* [What is expected]:
An exact copy of the data is required, with no pictures in it.

* [Material supplied]:
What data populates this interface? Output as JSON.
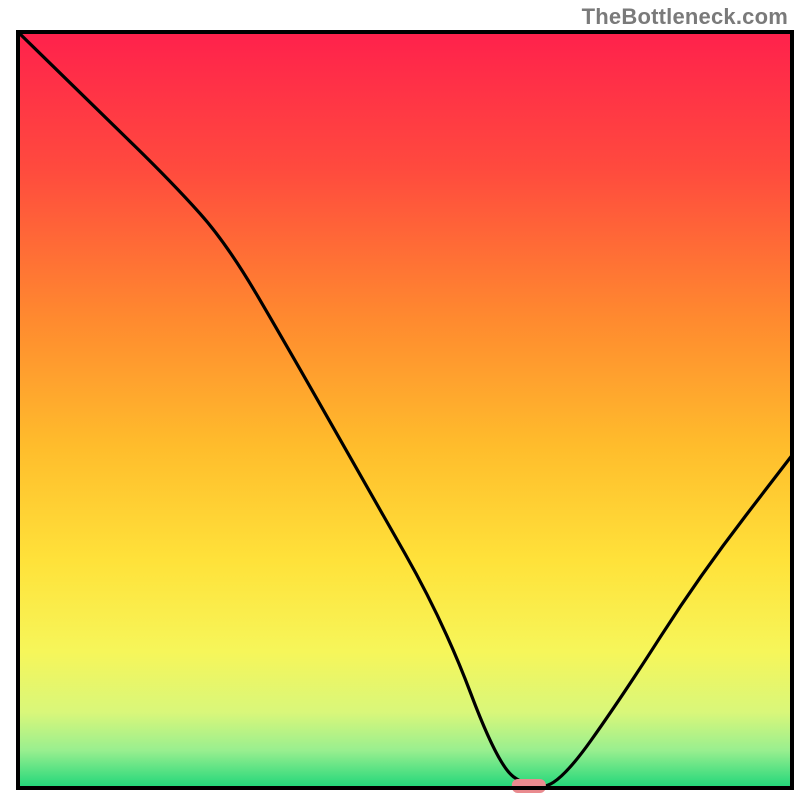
{
  "watermark": "TheBottleneck.com",
  "chart_data": {
    "type": "line",
    "title": "",
    "xlabel": "",
    "ylabel": "",
    "xlim": [
      0,
      100
    ],
    "ylim": [
      0,
      100
    ],
    "note": "Values read from a V-shaped bottleneck curve plotted over a red→green vertical gradient. Axes are unlabeled; x and y given in percent of plot span. y=100 at top, y=0 at bottom. The curve descends from top-left, kinks near x≈27, continues down to a short flat minimum around x≈62–70 at y≈0, then rises to roughly y≈44 at the right edge. A small pink marker sits at the minimum.",
    "x": [
      0,
      10,
      20,
      27,
      35,
      45,
      55,
      62,
      66,
      70,
      78,
      88,
      100
    ],
    "y": [
      100,
      90,
      80,
      72,
      58,
      40,
      22,
      3,
      0,
      0.5,
      12,
      28,
      44
    ],
    "minimum_marker": {
      "x": 66,
      "y": 0
    },
    "gradient_stops": [
      {
        "pct": 0,
        "color": "#ff214c"
      },
      {
        "pct": 18,
        "color": "#ff4a3e"
      },
      {
        "pct": 38,
        "color": "#ff8a2f"
      },
      {
        "pct": 55,
        "color": "#ffbd2c"
      },
      {
        "pct": 70,
        "color": "#ffe23a"
      },
      {
        "pct": 82,
        "color": "#f6f65a"
      },
      {
        "pct": 90,
        "color": "#d9f77a"
      },
      {
        "pct": 95,
        "color": "#99ef8f"
      },
      {
        "pct": 100,
        "color": "#1fd67a"
      }
    ],
    "marker_color": "#e98b8f",
    "curve_color": "#000000",
    "frame_color": "#000000"
  }
}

* [Problem solution]:
What data populates this interface? Output as JSON.
{
  "watermark": "TheBottleneck.com",
  "chart_data": {
    "type": "line",
    "title": "",
    "xlabel": "",
    "ylabel": "",
    "xlim": [
      0,
      100
    ],
    "ylim": [
      0,
      100
    ],
    "note": "Values read from a V-shaped bottleneck curve plotted over a red→green vertical gradient. Axes are unlabeled; x and y given in percent of plot span. y=100 at top, y=0 at bottom. The curve descends from top-left, kinks near x≈27, continues down to a short flat minimum around x≈62–70 at y≈0, then rises to roughly y≈44 at the right edge. A small pink marker sits at the minimum.",
    "x": [
      0,
      10,
      20,
      27,
      35,
      45,
      55,
      62,
      66,
      70,
      78,
      88,
      100
    ],
    "y": [
      100,
      90,
      80,
      72,
      58,
      40,
      22,
      3,
      0,
      0.5,
      12,
      28,
      44
    ],
    "minimum_marker": {
      "x": 66,
      "y": 0
    },
    "gradient_stops": [
      {
        "pct": 0,
        "color": "#ff214c"
      },
      {
        "pct": 18,
        "color": "#ff4a3e"
      },
      {
        "pct": 38,
        "color": "#ff8a2f"
      },
      {
        "pct": 55,
        "color": "#ffbd2c"
      },
      {
        "pct": 70,
        "color": "#ffe23a"
      },
      {
        "pct": 82,
        "color": "#f6f65a"
      },
      {
        "pct": 90,
        "color": "#d9f77a"
      },
      {
        "pct": 95,
        "color": "#99ef8f"
      },
      {
        "pct": 100,
        "color": "#1fd67a"
      }
    ],
    "marker_color": "#e98b8f",
    "curve_color": "#000000",
    "frame_color": "#000000"
  }
}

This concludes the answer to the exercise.